Because all spellcasting comes with risk. Always. Regardless of success or failure.

So, here's my edit of Jack's proposal:


To cast a spell, the character must make a successful Saving Throw vs. Spells to see if they have properly marshaled and controlled the forces of magical power. This Saving Throw gains a bonus or penalty based on the level of the spell-caster and the level of the spell being cast; simply subtract the level of the spell being attempted from the spell-caster's level to find the applicable bonus. This Saving Throw is further modified by the character's ability score bonus or penalty for whichever ability score governs their spell-casting ability. For example, a 5th level magic-user with an Intelligence of 16 attempting to cast a 3rd level spell would get a +4 bonus to their Saving Throw (+2 for level, +2 for Int bonus).

If the spell-caster fails their Saving Throw, the eldritch energy required to fuel the spell fails to materialize (and thus the spell itself does nothing to its intended target). The caster may attempt to cast the same spell or a different spell on a subsequent round.

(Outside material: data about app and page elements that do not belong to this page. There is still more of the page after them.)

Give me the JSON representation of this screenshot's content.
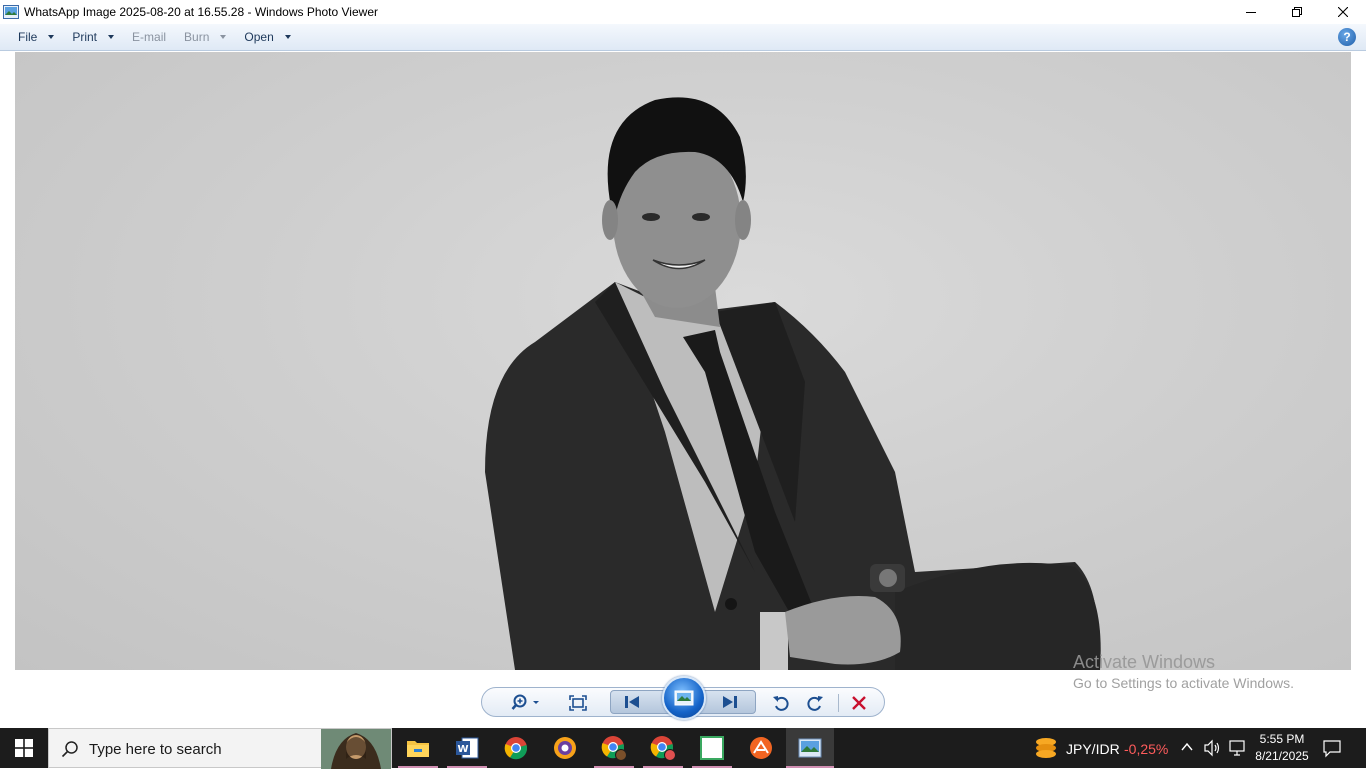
{
  "window": {
    "title": "WhatsApp Image 2025-08-20 at 16.55.28 - Windows Photo Viewer",
    "controls": {
      "minimize_icon": "minimize-icon",
      "restore_icon": "restore-icon",
      "close_icon": "close-icon"
    }
  },
  "menubar": {
    "items": [
      {
        "label": "File",
        "enabled": true
      },
      {
        "label": "Print",
        "enabled": true
      },
      {
        "label": "E-mail",
        "enabled": false
      },
      {
        "label": "Burn",
        "enabled": false
      },
      {
        "label": "Open",
        "enabled": true
      }
    ],
    "help_label": "?"
  },
  "viewer": {
    "image_description_icon": "photo-portrait-man-in-suit"
  },
  "watermark": {
    "line1": "Activate Windows",
    "line2": "Go to Settings to activate Windows."
  },
  "controlbar": {
    "buttons": [
      "zoom-icon",
      "actual-size-icon",
      "previous-icon",
      "slideshow-icon",
      "next-icon",
      "rotate-left-icon",
      "rotate-right-icon",
      "delete-icon"
    ]
  },
  "taskbar": {
    "search_placeholder": "Type here to search",
    "apps": [
      "file-explorer-icon",
      "word-icon",
      "chrome-icon",
      "browser-icon",
      "chrome-profile-icon",
      "chrome-profile-2-icon",
      "blank-app-icon",
      "app-orange-icon",
      "photo-viewer-icon"
    ],
    "ticker": {
      "name": "JPY/IDR",
      "value": "-0,25%"
    },
    "clock": {
      "time": "5:55 PM",
      "date": "8/21/2025"
    }
  },
  "colors": {
    "menu_text": "#1e395b",
    "taskbar_bg": "#1c1c1c",
    "ticker_negative": "#ff5c5c"
  }
}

Using this alternate system a character may also attempt to cast a spell from a scroll or grimoire that is higher than the level of spells they are able to memorize. For example, a 3rd level magic-user attempting to cast a 5th level spell from a scroll would take a -2 penalty to their Saving Throw.

If the spell casting was successful the spell works as intended, BUT the player must also roll on one of these side-effects tables created by Orrix: Random Magical Effects v1.2.pdf & Random Magical Effects v2.pdf

alt link for Random Magical Effects v1.2.pdf
alt link for Random Magical Effects v2.pdf

If the spell casting was unsuccessful, then the player must roll on this multi-tabled behemoth to figure out what the fuck happened (this table was originally found here and I simply printed it to PDF from my browser). Or roll on Jack's table. GM's choice.


Now we've made magic magical again! Cast a spell and see what happens! Unicorns & sprinkles for everyone!